“Picturing New York is drawn from one of the most important collections of photography in the world. The exhibition celebrates this extraordinary collection of immense calibre, as well as the long and enduring tradition of photography in New York. Picturing New York presents a wonderful insight into the life, characters, streets and architecture of its city, whilst simultaneously documenting the evolution of photography throughout the twentieth century.”
MoMA’s Photography Collection
At the impressive age of 27, MoMA’s founding director Alfred H. Barr Jr. had a vision for an institution that would “expand beyond the narrow limits of painting and sculpture … to include departments devoted to drawings, prints, and photography, typography, the arts of design in commerce and industry, architecture … stage designing, furniture and the decorative arts”.

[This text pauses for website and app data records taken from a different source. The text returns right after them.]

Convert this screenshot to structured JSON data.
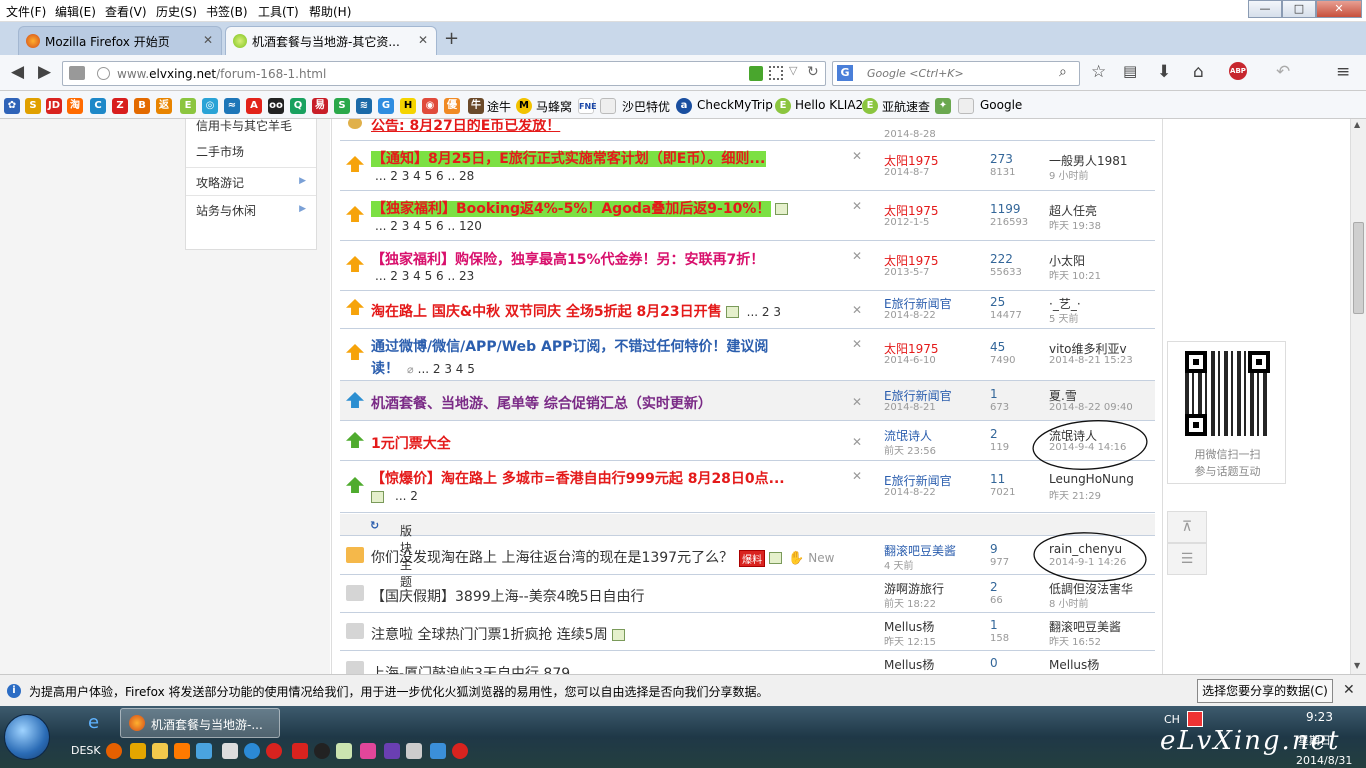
{
  "menu": [
    "文件(F)",
    "编辑(E)",
    "查看(V)",
    "历史(S)",
    "书签(B)",
    "工具(T)",
    "帮助(H)"
  ],
  "window_controls": {
    "minimize": "—",
    "maximize": "□",
    "close": "✕"
  },
  "tabs": [
    {
      "label": "Mozilla Firefox 开始页",
      "active": false,
      "icon": "firefox-icon"
    },
    {
      "label": "机酒套餐与当地游-其它资...",
      "active": true,
      "icon": "elvxing-icon"
    }
  ],
  "new_tab": "+",
  "url": {
    "prefix": "www.",
    "domain": "elvxing.net",
    "path": "/forum-168-1.html"
  },
  "search": {
    "placeholder": "Google <Ctrl+K>",
    "engine": "G"
  },
  "bookmarks": [
    "途牛",
    "马蜂窝",
    "沙巴特优",
    "CheckMyTrip",
    "Hello KLIA2",
    "亚航速查",
    "Google"
  ],
  "sidebar": {
    "items": [
      {
        "label": "信用卡与其它羊毛",
        "arrow": false
      },
      {
        "label": "二手市场",
        "arrow": false
      },
      {
        "label": "攻略游记",
        "arrow": true
      },
      {
        "label": "站务与休闲",
        "arrow": true
      }
    ]
  },
  "threads": {
    "top_partial": {
      "title": "公告: 8月27日的E币已发放！",
      "date": "2014-8-28"
    },
    "rows": [
      {
        "title": "【通知】8月25日，E旅行正式实施常客计划（即E币）。细则...",
        "pages": "... 2  3  4  5  6 .. 28",
        "author": "太阳1975",
        "adate": "2014-8-7",
        "replies": "273",
        "views": "8131",
        "last": "一般男人1981",
        "ldate": "9 小时前"
      },
      {
        "title": "【独家福利】Booking返4%-5%！Agoda叠加后返9-10%！",
        "pages": "... 2  3  4  5  6 .. 120",
        "author": "太阳1975",
        "adate": "2012-1-5",
        "replies": "1199",
        "views": "216593",
        "last": "超人任亮",
        "ldate": "昨天 19:38"
      },
      {
        "title": "【独家福利】购保险，独享最高15%代金券！另：安联再7折！",
        "pages": "... 2  3  4  5  6 .. 23",
        "author": "太阳1975",
        "adate": "2013-5-7",
        "replies": "222",
        "views": "55633",
        "last": "小太阳",
        "ldate": "昨天 10:21"
      },
      {
        "title": "淘在路上 国庆&中秋 双节同庆 全场5折起 8月23日开售",
        "pages": "... 2  3",
        "author": "E旅行新闻官",
        "adate": "2014-8-22",
        "replies": "25",
        "views": "14477",
        "last": "·_艺_·",
        "ldate": "5 天前"
      },
      {
        "title": "通过微博/微信/APP/Web APP订阅，不错过任何特价！建议阅",
        "title2": "读！",
        "pages": "... 2  3  4  5",
        "author": "太阳1975",
        "adate": "2014-6-10",
        "replies": "45",
        "views": "7490",
        "last": "vito维多利亚v",
        "ldate": "2014-8-21 15:23"
      },
      {
        "title": "机酒套餐、当地游、尾单等 综合促销汇总（实时更新）",
        "author": "E旅行新闻官",
        "adate": "2014-8-21",
        "replies": "1",
        "views": "673",
        "last": "夏.雪",
        "ldate": "2014-8-22 09:40"
      },
      {
        "title": "1元门票大全",
        "author": "流氓诗人",
        "adate": "前天 23:56",
        "replies": "2",
        "views": "119",
        "last": "流氓诗人",
        "ldate": "2014-9-4 14:16"
      },
      {
        "title": "【惊爆价】淘在路上 多城市=香港自由行999元起 8月28日0点...",
        "pages": "... 2",
        "author": "E旅行新闻官",
        "adate": "2014-8-22",
        "replies": "11",
        "views": "7021",
        "last": "LeungHoNung",
        "ldate": "昨天 21:29"
      }
    ],
    "section_label": "版块主题",
    "normal_rows": [
      {
        "title": "你们没发现淘在路上 上海往返台湾的现在是1397元了么？",
        "badge": "爆料",
        "new": "New",
        "author": "翻滚吧豆美酱",
        "adate": "4 天前",
        "replies": "9",
        "views": "977",
        "last": "rain_chenyu",
        "ldate": "2014-9-1 14:26"
      },
      {
        "title": "【国庆假期】3899上海--美奈4晚5日自由行",
        "author": "游啊游旅行",
        "adate": "前天 18:22",
        "replies": "2",
        "views": "66",
        "last": "低調但沒法害华",
        "ldate": "8 小时前"
      },
      {
        "title": "注意啦 全球热门门票1折疯抢 连续5周",
        "author": "Mellus杨",
        "adate": "昨天 12:15",
        "replies": "1",
        "views": "158",
        "last": "翻滚吧豆美酱",
        "ldate": "昨天 16:52"
      },
      {
        "title": "上海-厦门鼓浪屿3天自由行 879",
        "author": "Mellus杨",
        "adate": "",
        "replies": "0",
        "views": "",
        "last": "Mellus杨",
        "ldate": ""
      }
    ],
    "delete_symbol": "✕"
  },
  "qr": {
    "caption1": "用微信扫一扫",
    "caption2": "参与话题互动"
  },
  "notification": {
    "message": "为提高用户体验，Firefox 将发送部分功能的使用情况给我们，用于进一步优化火狐浏览器的易用性，您可以自由选择是否向我们分享数据。",
    "button": "选择您要分享的数据(C)",
    "close": "✕"
  },
  "taskbar": {
    "task_label": "机酒套餐与当地游-...",
    "desk": "DESK",
    "lang": "CH",
    "time": "9:23",
    "day": "星期日",
    "date": "2014/8/31",
    "watermark": "eLvXing.net"
  },
  "colors": {
    "accent": "#2b5eae",
    "red": "#e41a1a",
    "highlight": "#7ce043",
    "magenta": "#d8106c",
    "purple": "#7a2a86"
  }
}
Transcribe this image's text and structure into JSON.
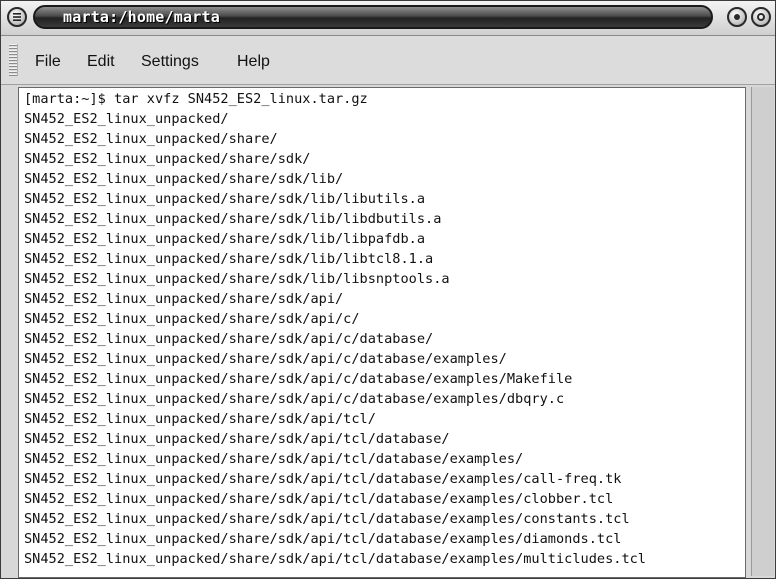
{
  "window": {
    "title": "marta:/home/marta"
  },
  "menu": {
    "file": "File",
    "edit": "Edit",
    "settings": "Settings",
    "help": "Help"
  },
  "terminal": {
    "lines": [
      "[marta:~]$ tar xvfz SN452_ES2_linux.tar.gz",
      "SN452_ES2_linux_unpacked/",
      "SN452_ES2_linux_unpacked/share/",
      "SN452_ES2_linux_unpacked/share/sdk/",
      "SN452_ES2_linux_unpacked/share/sdk/lib/",
      "SN452_ES2_linux_unpacked/share/sdk/lib/libutils.a",
      "SN452_ES2_linux_unpacked/share/sdk/lib/libdbutils.a",
      "SN452_ES2_linux_unpacked/share/sdk/lib/libpafdb.a",
      "SN452_ES2_linux_unpacked/share/sdk/lib/libtcl8.1.a",
      "SN452_ES2_linux_unpacked/share/sdk/lib/libsnptools.a",
      "SN452_ES2_linux_unpacked/share/sdk/api/",
      "SN452_ES2_linux_unpacked/share/sdk/api/c/",
      "SN452_ES2_linux_unpacked/share/sdk/api/c/database/",
      "SN452_ES2_linux_unpacked/share/sdk/api/c/database/examples/",
      "SN452_ES2_linux_unpacked/share/sdk/api/c/database/examples/Makefile",
      "SN452_ES2_linux_unpacked/share/sdk/api/c/database/examples/dbqry.c",
      "SN452_ES2_linux_unpacked/share/sdk/api/tcl/",
      "SN452_ES2_linux_unpacked/share/sdk/api/tcl/database/",
      "SN452_ES2_linux_unpacked/share/sdk/api/tcl/database/examples/",
      "SN452_ES2_linux_unpacked/share/sdk/api/tcl/database/examples/call-freq.tk",
      "SN452_ES2_linux_unpacked/share/sdk/api/tcl/database/examples/clobber.tcl",
      "SN452_ES2_linux_unpacked/share/sdk/api/tcl/database/examples/constants.tcl",
      "SN452_ES2_linux_unpacked/share/sdk/api/tcl/database/examples/diamonds.tcl",
      "SN452_ES2_linux_unpacked/share/sdk/api/tcl/database/examples/multicludes.tcl"
    ]
  }
}
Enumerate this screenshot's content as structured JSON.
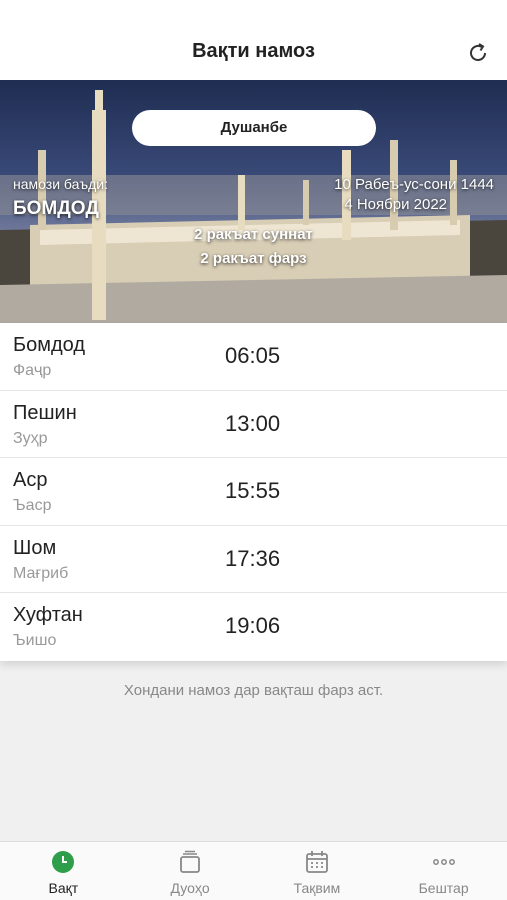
{
  "header": {
    "title": "Вақти намоз",
    "refresh_icon": "refresh-icon"
  },
  "hero": {
    "day": "Душанбе",
    "next_label": "намози баъдӣ:",
    "next_name": "БОМДОД",
    "hijri_date": "10 Рабеъ-ус-сони 1444",
    "greg_date": "4 Ноябри 2022",
    "rakat_sunnat": "2 ракъат суннат",
    "rakat_farz": "2 ракъат фарз"
  },
  "prayers": [
    {
      "name": "Бомдод",
      "alt": "Фаҷр",
      "time": "06:05"
    },
    {
      "name": "Пешин",
      "alt": "Зуҳр",
      "time": "13:00"
    },
    {
      "name": "Аср",
      "alt": "Ъаср",
      "time": "15:55"
    },
    {
      "name": "Шом",
      "alt": "Мағриб",
      "time": "17:36"
    },
    {
      "name": "Хуфтан",
      "alt": "Ъишо",
      "time": "19:06"
    }
  ],
  "footnote": "Хондани намоз дар вақташ фарз аст.",
  "tabs": [
    {
      "label": "Вақт",
      "icon": "clock-icon",
      "active": true
    },
    {
      "label": "Дуоҳо",
      "icon": "book-icon",
      "active": false
    },
    {
      "label": "Тақвим",
      "icon": "calendar-icon",
      "active": false
    },
    {
      "label": "Бештар",
      "icon": "more-icon",
      "active": false
    }
  ],
  "colors": {
    "accent": "#2e9e4a",
    "inactive": "#888888"
  }
}
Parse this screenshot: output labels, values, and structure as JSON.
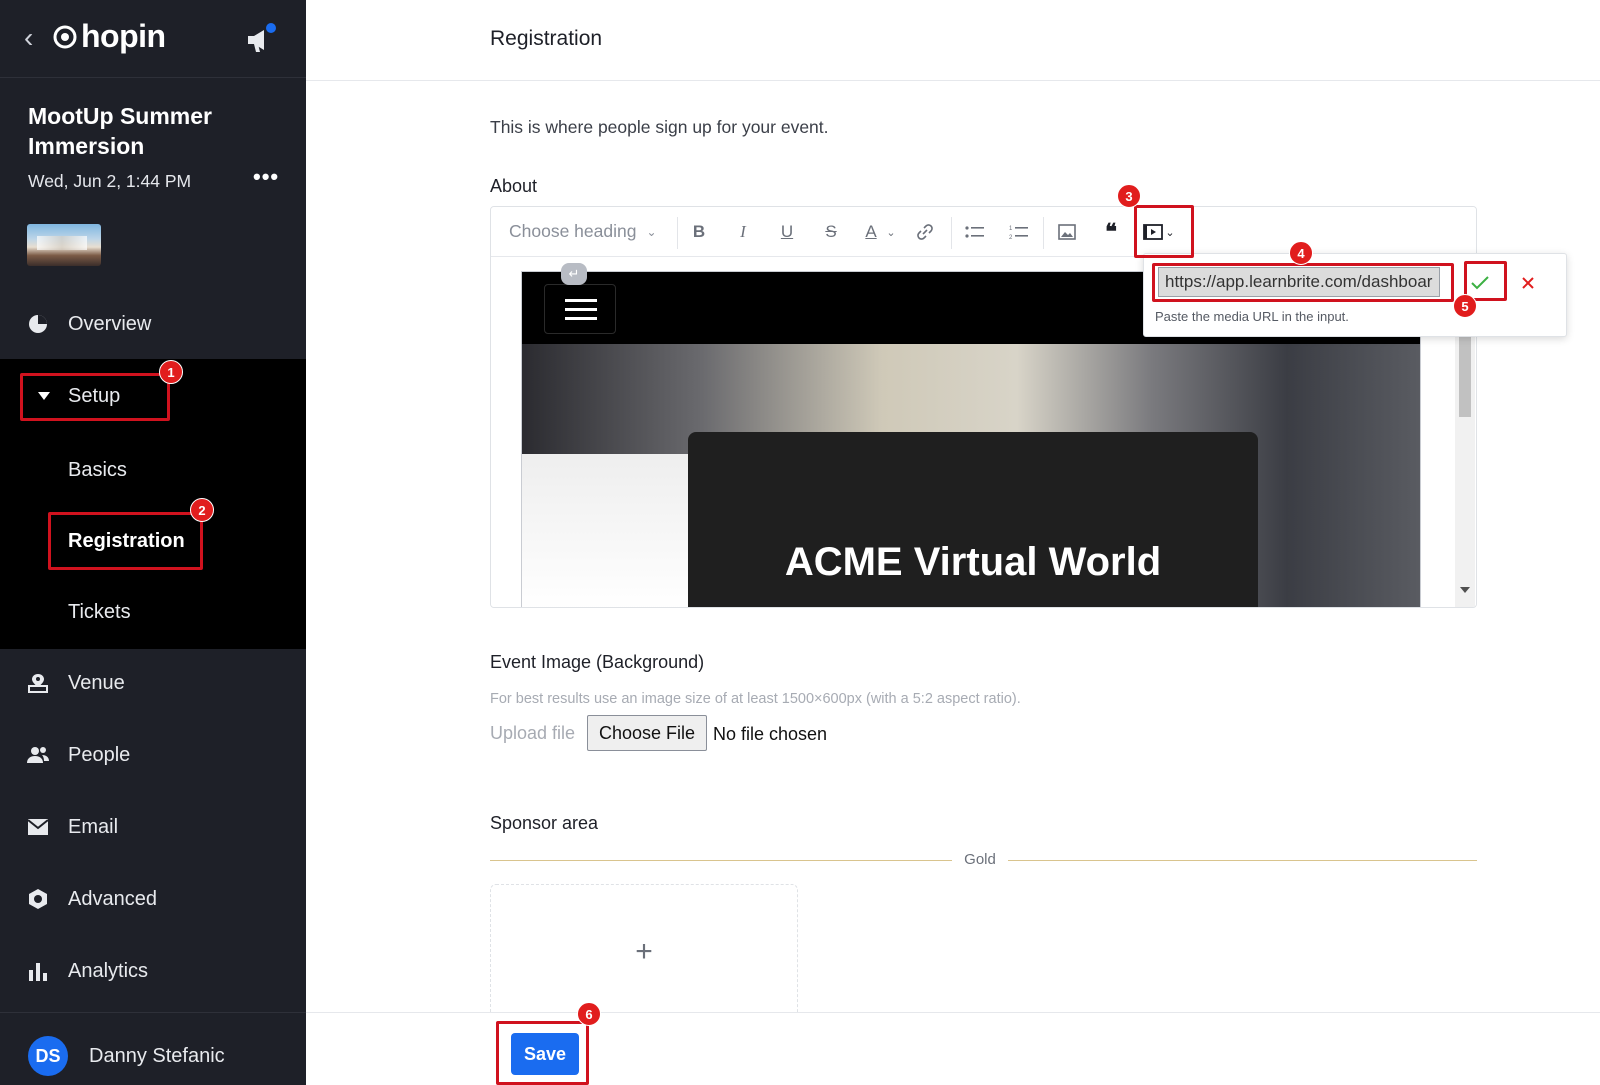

It took several years before Barr’s vision was formally realised, but photography played a significant role in the Museum’s program from the start. After making acquisitions through the thirties, by the end of 1940 a Department of Photography had been established. Its first curator, Beaumont Newhall, was dedicated to generating public opinion of modernist photography as a means of artistic expression. The Department has since been headed up by Edward Steichen, John Szarkowski and Peter Galassi, who have each lead the dynamic growth and transformation of the collection. Today the department holds more than 25,000 works and is one of the most important collections of photography in the world.